# Activity:
Write the data out verbatim.

Start of Block

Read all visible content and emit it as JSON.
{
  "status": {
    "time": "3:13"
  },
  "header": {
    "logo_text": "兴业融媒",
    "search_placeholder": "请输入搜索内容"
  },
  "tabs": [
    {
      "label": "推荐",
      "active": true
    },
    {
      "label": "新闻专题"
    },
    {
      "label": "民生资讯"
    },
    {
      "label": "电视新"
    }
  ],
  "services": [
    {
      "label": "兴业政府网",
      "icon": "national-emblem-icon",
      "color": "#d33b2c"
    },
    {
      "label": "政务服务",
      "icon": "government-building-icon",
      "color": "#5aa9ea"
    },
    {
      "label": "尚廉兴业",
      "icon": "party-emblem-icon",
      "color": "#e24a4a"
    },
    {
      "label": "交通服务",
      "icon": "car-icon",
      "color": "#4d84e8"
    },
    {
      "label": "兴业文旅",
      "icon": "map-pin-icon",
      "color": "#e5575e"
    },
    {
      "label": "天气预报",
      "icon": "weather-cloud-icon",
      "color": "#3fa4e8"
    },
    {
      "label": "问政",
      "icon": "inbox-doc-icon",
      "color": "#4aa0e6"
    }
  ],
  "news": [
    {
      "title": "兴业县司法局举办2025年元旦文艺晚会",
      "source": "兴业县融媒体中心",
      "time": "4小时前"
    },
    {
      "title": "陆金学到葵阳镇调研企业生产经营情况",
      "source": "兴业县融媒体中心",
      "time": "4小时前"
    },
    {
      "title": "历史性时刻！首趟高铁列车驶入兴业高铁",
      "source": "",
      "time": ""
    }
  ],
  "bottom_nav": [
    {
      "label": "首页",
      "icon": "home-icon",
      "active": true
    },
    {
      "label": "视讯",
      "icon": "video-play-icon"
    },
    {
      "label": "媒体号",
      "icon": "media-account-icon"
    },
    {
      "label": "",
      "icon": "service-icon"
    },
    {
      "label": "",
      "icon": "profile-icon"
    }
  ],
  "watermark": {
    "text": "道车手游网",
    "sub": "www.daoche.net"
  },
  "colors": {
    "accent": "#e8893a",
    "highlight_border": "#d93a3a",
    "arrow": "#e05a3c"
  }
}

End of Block

# Answer box:
Read all visible content and emit it as JSON.
{
  "status": {
    "time": "3:13"
  },
  "header": {
    "logo_text": "兴业融媒",
    "search_placeholder": "请输入搜索内容"
  },
  "tabs": [
    {
      "label": "推荐",
      "active": true
    },
    {
      "label": "新闻专题"
    },
    {
      "label": "民生资讯"
    },
    {
      "label": "电视新"
    }
  ],
  "services": [
    {
      "label": "兴业政府网",
      "icon": "national-emblem-icon",
      "color": "#d33b2c"
    },
    {
      "label": "政务服务",
      "icon": "government-building-icon",
      "color": "#5aa9ea"
    },
    {
      "label": "尚廉兴业",
      "icon": "party-emblem-icon",
      "color": "#e24a4a"
    },
    {
      "label": "交通服务",
      "icon": "car-icon",
      "color": "#4d84e8"
    },
    {
      "label": "兴业文旅",
      "icon": "map-pin-icon",
      "color": "#e5575e"
    },
    {
      "label": "天气预报",
      "icon": "weather-cloud-icon",
      "color": "#3fa4e8"
    },
    {
      "label": "问政",
      "icon": "inbox-doc-icon",
      "color": "#4aa0e6"
    }
  ],
  "news": [
    {
      "title": "兴业县司法局举办2025年元旦文艺晚会",
      "source": "兴业县融媒体中心",
      "time": "4小时前"
    },
    {
      "title": "陆金学到葵阳镇调研企业生产经营情况",
      "source": "兴业县融媒体中心",
      "time": "4小时前"
    },
    {
      "title": "历史性时刻！首趟高铁列车驶入兴业高铁",
      "source": "",
      "time": ""
    }
  ],
  "bottom_nav": [
    {
      "label": "首页",
      "icon": "home-icon",
      "active": true
    },
    {
      "label": "视讯",
      "icon": "video-play-icon"
    },
    {
      "label": "媒体号",
      "icon": "media-account-icon"
    },
    {
      "label": "",
      "icon": "service-icon"
    },
    {
      "label": "",
      "icon": "profile-icon"
    }
  ],
  "watermark": {
    "text": "道车手游网",
    "sub": "www.daoche.net"
  },
  "colors": {
    "accent": "#e8893a",
    "highlight_border": "#d93a3a",
    "arrow": "#e05a3c"
  }
}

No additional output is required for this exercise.